> EXERCISE INPUTS
⟨

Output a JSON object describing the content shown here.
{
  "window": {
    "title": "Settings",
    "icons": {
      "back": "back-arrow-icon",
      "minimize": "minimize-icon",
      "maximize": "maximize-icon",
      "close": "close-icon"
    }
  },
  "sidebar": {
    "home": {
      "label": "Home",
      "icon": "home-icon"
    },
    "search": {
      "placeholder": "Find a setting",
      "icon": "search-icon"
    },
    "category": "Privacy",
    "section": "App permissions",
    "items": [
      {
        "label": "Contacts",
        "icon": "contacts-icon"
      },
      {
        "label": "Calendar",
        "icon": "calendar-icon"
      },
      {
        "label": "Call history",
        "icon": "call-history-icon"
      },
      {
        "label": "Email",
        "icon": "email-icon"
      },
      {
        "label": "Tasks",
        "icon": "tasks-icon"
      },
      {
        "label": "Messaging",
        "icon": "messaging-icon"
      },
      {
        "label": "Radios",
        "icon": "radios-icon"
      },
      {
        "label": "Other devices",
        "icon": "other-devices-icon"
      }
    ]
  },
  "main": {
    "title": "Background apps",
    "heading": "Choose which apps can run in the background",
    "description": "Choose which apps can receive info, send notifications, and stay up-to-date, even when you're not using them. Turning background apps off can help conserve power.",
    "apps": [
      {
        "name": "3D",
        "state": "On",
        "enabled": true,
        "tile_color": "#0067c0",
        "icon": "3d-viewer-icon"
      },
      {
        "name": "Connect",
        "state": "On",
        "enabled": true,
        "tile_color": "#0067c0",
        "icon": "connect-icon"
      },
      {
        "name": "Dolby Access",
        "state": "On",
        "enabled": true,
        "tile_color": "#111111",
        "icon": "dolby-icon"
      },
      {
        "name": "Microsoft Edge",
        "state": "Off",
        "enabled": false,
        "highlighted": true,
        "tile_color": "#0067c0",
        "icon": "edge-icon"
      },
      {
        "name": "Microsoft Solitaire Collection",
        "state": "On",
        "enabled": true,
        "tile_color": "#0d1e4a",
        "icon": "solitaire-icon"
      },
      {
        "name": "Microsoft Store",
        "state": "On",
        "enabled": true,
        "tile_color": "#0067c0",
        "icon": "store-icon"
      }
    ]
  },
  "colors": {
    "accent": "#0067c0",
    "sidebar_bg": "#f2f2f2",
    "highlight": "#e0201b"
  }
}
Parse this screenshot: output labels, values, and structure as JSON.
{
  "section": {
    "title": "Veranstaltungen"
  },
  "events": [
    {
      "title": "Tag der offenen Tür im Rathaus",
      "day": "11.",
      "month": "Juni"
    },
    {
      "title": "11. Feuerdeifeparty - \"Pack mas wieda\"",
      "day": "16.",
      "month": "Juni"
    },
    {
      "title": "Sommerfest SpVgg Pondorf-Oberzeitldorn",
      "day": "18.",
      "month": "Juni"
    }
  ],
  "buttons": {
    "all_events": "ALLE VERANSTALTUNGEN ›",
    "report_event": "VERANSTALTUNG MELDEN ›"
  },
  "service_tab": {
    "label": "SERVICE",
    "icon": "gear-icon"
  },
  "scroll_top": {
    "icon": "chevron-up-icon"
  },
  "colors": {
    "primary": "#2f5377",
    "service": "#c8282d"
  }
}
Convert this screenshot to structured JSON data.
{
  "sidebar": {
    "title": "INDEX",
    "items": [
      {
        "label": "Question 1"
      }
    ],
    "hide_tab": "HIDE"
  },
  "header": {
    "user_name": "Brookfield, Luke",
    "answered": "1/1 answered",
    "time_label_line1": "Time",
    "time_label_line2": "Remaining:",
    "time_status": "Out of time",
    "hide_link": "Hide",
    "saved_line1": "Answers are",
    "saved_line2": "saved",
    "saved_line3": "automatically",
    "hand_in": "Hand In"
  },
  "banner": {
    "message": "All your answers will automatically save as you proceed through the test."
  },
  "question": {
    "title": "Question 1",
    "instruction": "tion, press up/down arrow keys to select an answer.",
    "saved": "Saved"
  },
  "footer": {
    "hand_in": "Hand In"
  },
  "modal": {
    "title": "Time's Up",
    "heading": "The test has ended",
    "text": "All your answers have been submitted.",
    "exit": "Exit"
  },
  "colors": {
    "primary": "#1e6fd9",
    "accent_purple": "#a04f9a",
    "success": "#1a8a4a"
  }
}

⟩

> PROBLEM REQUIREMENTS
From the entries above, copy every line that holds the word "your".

> SOLUTION TO THE EXERCISE
    "message": "All your answers will automatically save as you proceed through the test."
    "text": "All your answers have been submitted.",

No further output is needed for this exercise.